» WHAT IS EXPECTED:
Give back the records below exactly, every one, with no pictures.

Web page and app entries
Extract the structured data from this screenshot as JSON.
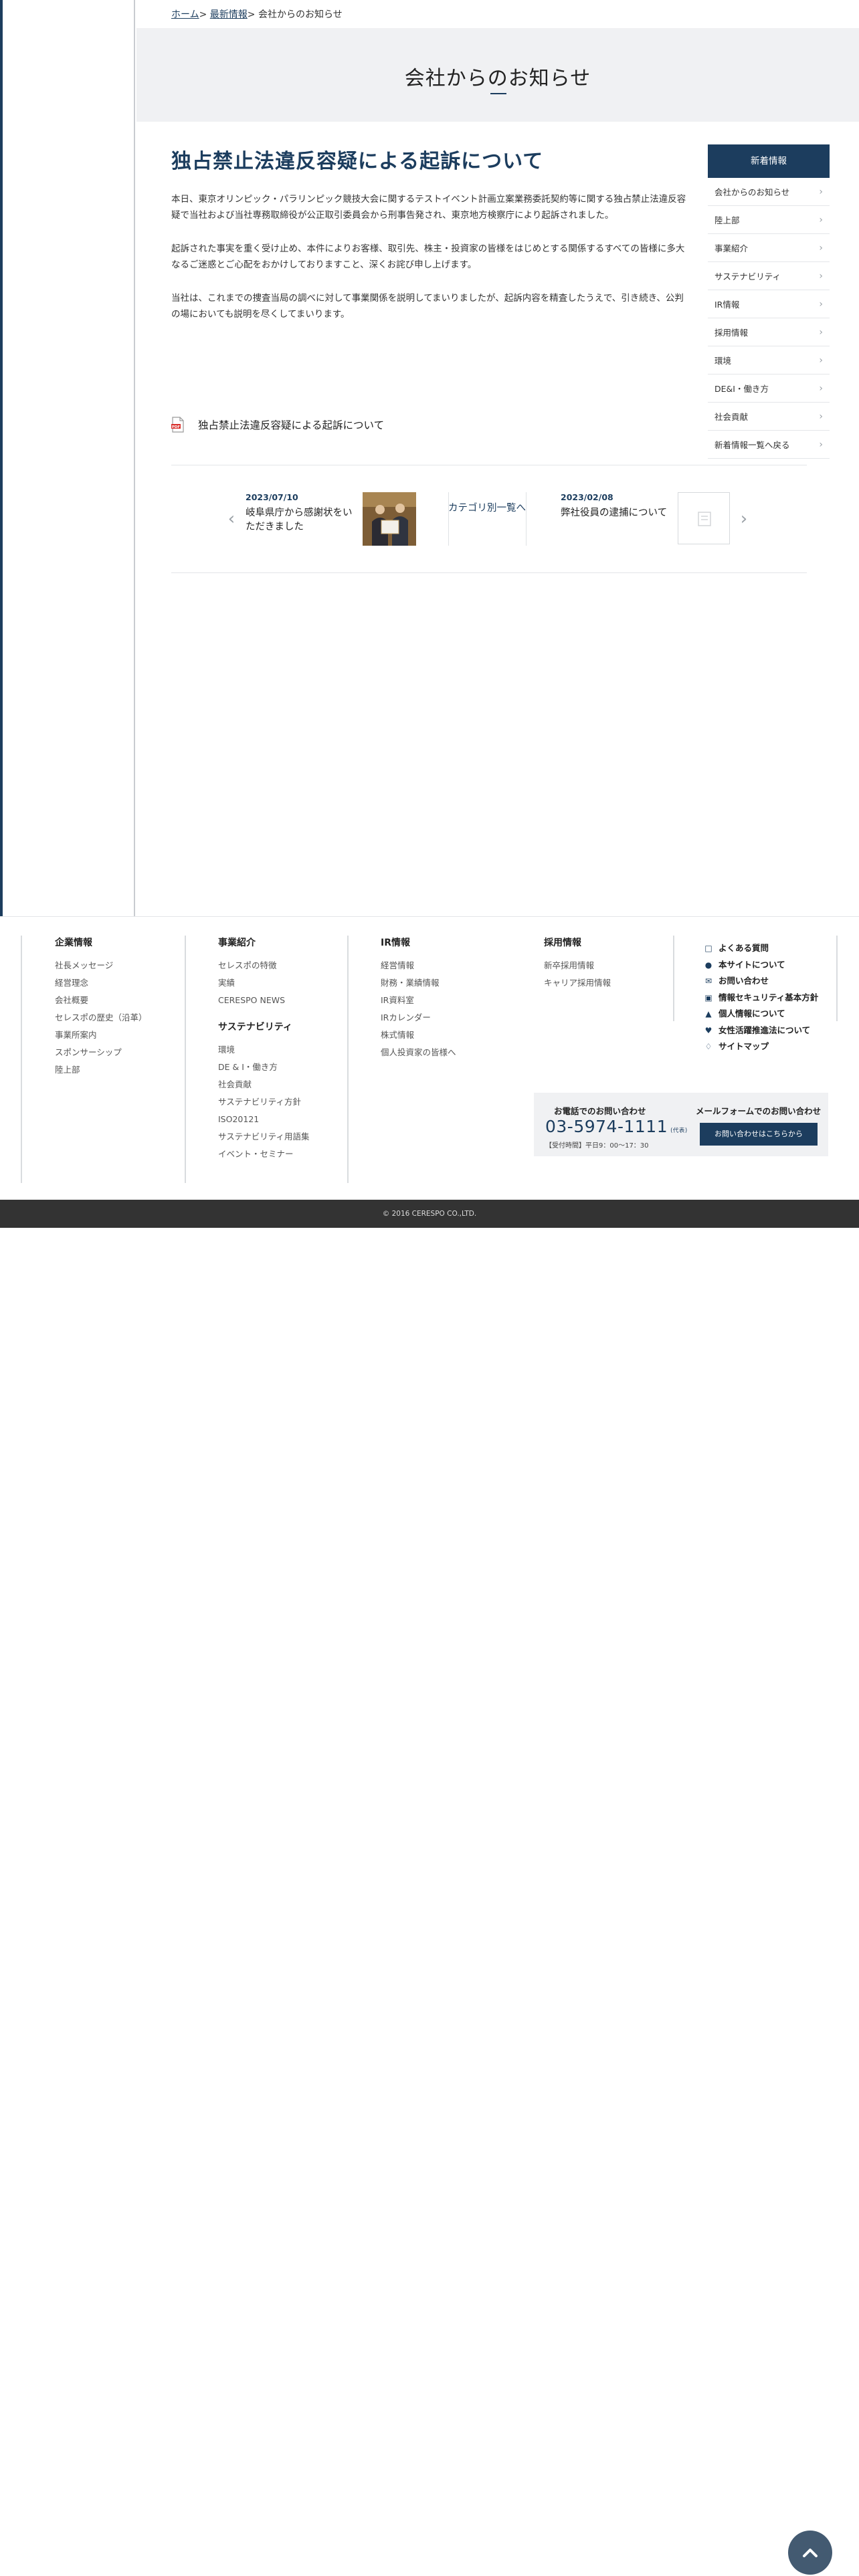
{
  "breadcrumb": {
    "home": "ホーム",
    "sep1": "> ",
    "news": "最新情報",
    "sep2": "> ",
    "current": "会社からのお知らせ"
  },
  "page": {
    "title": "会社からのお知らせ"
  },
  "article": {
    "title": "独占禁止法違反容疑による起訴について",
    "paragraphs": [
      "本日、東京オリンピック・パラリンピック競技大会に関するテストイベント計画立案業務委託契約等に関する独占禁止法違反容疑で当社および当社専務取締役が公正取引委員会から刑事告発され、東京地方検察庁により起訴されました。",
      "起訴された事実を重く受け止め、本件によりお客様、取引先、株主・投資家の皆様をはじめとする関係するすべての皆様に多大なるご迷惑とご心配をおかけしておりますこと、深くお詫び申し上げます。",
      "当社は、これまでの捜査当局の調べに対して事業関係を説明してまいりましたが、起訴内容を精査したうえで、引き続き、公判の場においても説明を尽くしてまいります。"
    ],
    "pdf_link": "独占禁止法違反容疑による起訴について"
  },
  "post_nav": {
    "prev": {
      "date": "2023/07/10",
      "title": "岐阜県庁から感謝状をいただきました"
    },
    "category_link": "カテゴリ別一覧へ",
    "next": {
      "date": "2023/02/08",
      "title": "弊社役員の逮捕について"
    }
  },
  "sidebar": {
    "heading": "新着情報",
    "items": [
      {
        "label": "会社からのお知らせ"
      },
      {
        "label": "陸上部"
      },
      {
        "label": "事業紹介"
      },
      {
        "label": "サステナビリティ"
      },
      {
        "label": "IR情報"
      },
      {
        "label": "採用情報"
      },
      {
        "label": "環境"
      },
      {
        "label": "DE&I・働き方"
      },
      {
        "label": "社会貢献"
      },
      {
        "label": "新着情報一覧へ戻る"
      }
    ]
  },
  "footer": {
    "col1": {
      "heading": "企業情報",
      "links": [
        "社長メッセージ",
        "経営理念",
        "会社概要",
        "セレスポの歴史（沿革）",
        "事業所案内",
        "スポンサーシップ",
        "陸上部"
      ]
    },
    "col2": {
      "heading": "事業紹介",
      "links": [
        "セレスポの特徴",
        "実績",
        "CERESPO NEWS"
      ],
      "heading2": "サステナビリティ",
      "links2": [
        "環境",
        "DE & I・働き方",
        "社会貢献",
        "サステナビリティ方針",
        "ISO20121",
        "サステナビリティ用語集",
        "イベント・セミナー"
      ]
    },
    "col3": {
      "heading": "IR情報",
      "links": [
        "経営情報",
        "財務・業績情報",
        "IR資料室",
        "IRカレンダー",
        "株式情報",
        "個人投資家の皆様へ"
      ]
    },
    "col4": {
      "heading": "採用情報",
      "links": [
        "新卒採用情報",
        "キャリア採用情報"
      ]
    },
    "utility": [
      {
        "icon": "chat-icon",
        "label": "よくある質問"
      },
      {
        "icon": "info-icon",
        "label": "本サイトについて"
      },
      {
        "icon": "mail-icon",
        "label": "お問い合わせ"
      },
      {
        "icon": "lock-icon",
        "label": "情報セキュリティ基本方針"
      },
      {
        "icon": "person-icon",
        "label": "個人情報について"
      },
      {
        "icon": "heart-icon",
        "label": "女性活躍推進法について"
      },
      {
        "icon": "sitemap-icon",
        "label": "サイトマップ"
      }
    ],
    "contact": {
      "tel_label": "お電話でのお問い合わせ",
      "tel": "03-5974-1111",
      "tel_suffix": "(代表)",
      "hours": "【受付時間】平日9：00〜17：30",
      "mail_label": "メールフォームでのお問い合わせ",
      "button": "お問い合わせはこちらから"
    },
    "copyright": "© 2016 CERESPO CO.,LTD."
  },
  "colors": {
    "brand": "#1c3d5e",
    "footer_bar": "#333333",
    "band": "#f0f1f3"
  }
}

» ANSWER:
Extract the structured data from this screenshot as JSON.
{
  "breadcrumb": {
    "home": "ホーム",
    "sep1": "> ",
    "news": "最新情報",
    "sep2": "> ",
    "current": "会社からのお知らせ"
  },
  "page": {
    "title": "会社からのお知らせ"
  },
  "article": {
    "title": "独占禁止法違反容疑による起訴について",
    "paragraphs": [
      "本日、東京オリンピック・パラリンピック競技大会に関するテストイベント計画立案業務委託契約等に関する独占禁止法違反容疑で当社および当社専務取締役が公正取引委員会から刑事告発され、東京地方検察庁により起訴されました。",
      "起訴された事実を重く受け止め、本件によりお客様、取引先、株主・投資家の皆様をはじめとする関係するすべての皆様に多大なるご迷惑とご心配をおかけしておりますこと、深くお詫び申し上げます。",
      "当社は、これまでの捜査当局の調べに対して事業関係を説明してまいりましたが、起訴内容を精査したうえで、引き続き、公判の場においても説明を尽くしてまいります。"
    ],
    "pdf_link": "独占禁止法違反容疑による起訴について"
  },
  "post_nav": {
    "prev": {
      "date": "2023/07/10",
      "title": "岐阜県庁から感謝状をいただきました"
    },
    "category_link": "カテゴリ別一覧へ",
    "next": {
      "date": "2023/02/08",
      "title": "弊社役員の逮捕について"
    }
  },
  "sidebar": {
    "heading": "新着情報",
    "items": [
      {
        "label": "会社からのお知らせ"
      },
      {
        "label": "陸上部"
      },
      {
        "label": "事業紹介"
      },
      {
        "label": "サステナビリティ"
      },
      {
        "label": "IR情報"
      },
      {
        "label": "採用情報"
      },
      {
        "label": "環境"
      },
      {
        "label": "DE&I・働き方"
      },
      {
        "label": "社会貢献"
      },
      {
        "label": "新着情報一覧へ戻る"
      }
    ]
  },
  "footer": {
    "col1": {
      "heading": "企業情報",
      "links": [
        "社長メッセージ",
        "経営理念",
        "会社概要",
        "セレスポの歴史（沿革）",
        "事業所案内",
        "スポンサーシップ",
        "陸上部"
      ]
    },
    "col2": {
      "heading": "事業紹介",
      "links": [
        "セレスポの特徴",
        "実績",
        "CERESPO NEWS"
      ],
      "heading2": "サステナビリティ",
      "links2": [
        "環境",
        "DE & I・働き方",
        "社会貢献",
        "サステナビリティ方針",
        "ISO20121",
        "サステナビリティ用語集",
        "イベント・セミナー"
      ]
    },
    "col3": {
      "heading": "IR情報",
      "links": [
        "経営情報",
        "財務・業績情報",
        "IR資料室",
        "IRカレンダー",
        "株式情報",
        "個人投資家の皆様へ"
      ]
    },
    "col4": {
      "heading": "採用情報",
      "links": [
        "新卒採用情報",
        "キャリア採用情報"
      ]
    },
    "utility": [
      {
        "icon": "chat-icon",
        "label": "よくある質問"
      },
      {
        "icon": "info-icon",
        "label": "本サイトについて"
      },
      {
        "icon": "mail-icon",
        "label": "お問い合わせ"
      },
      {
        "icon": "lock-icon",
        "label": "情報セキュリティ基本方針"
      },
      {
        "icon": "person-icon",
        "label": "個人情報について"
      },
      {
        "icon": "heart-icon",
        "label": "女性活躍推進法について"
      },
      {
        "icon": "sitemap-icon",
        "label": "サイトマップ"
      }
    ],
    "contact": {
      "tel_label": "お電話でのお問い合わせ",
      "tel": "03-5974-1111",
      "tel_suffix": "(代表)",
      "hours": "【受付時間】平日9：00〜17：30",
      "mail_label": "メールフォームでのお問い合わせ",
      "button": "お問い合わせはこちらから"
    },
    "copyright": "© 2016 CERESPO CO.,LTD."
  },
  "colors": {
    "brand": "#1c3d5e",
    "footer_bar": "#333333",
    "band": "#f0f1f3"
  }
}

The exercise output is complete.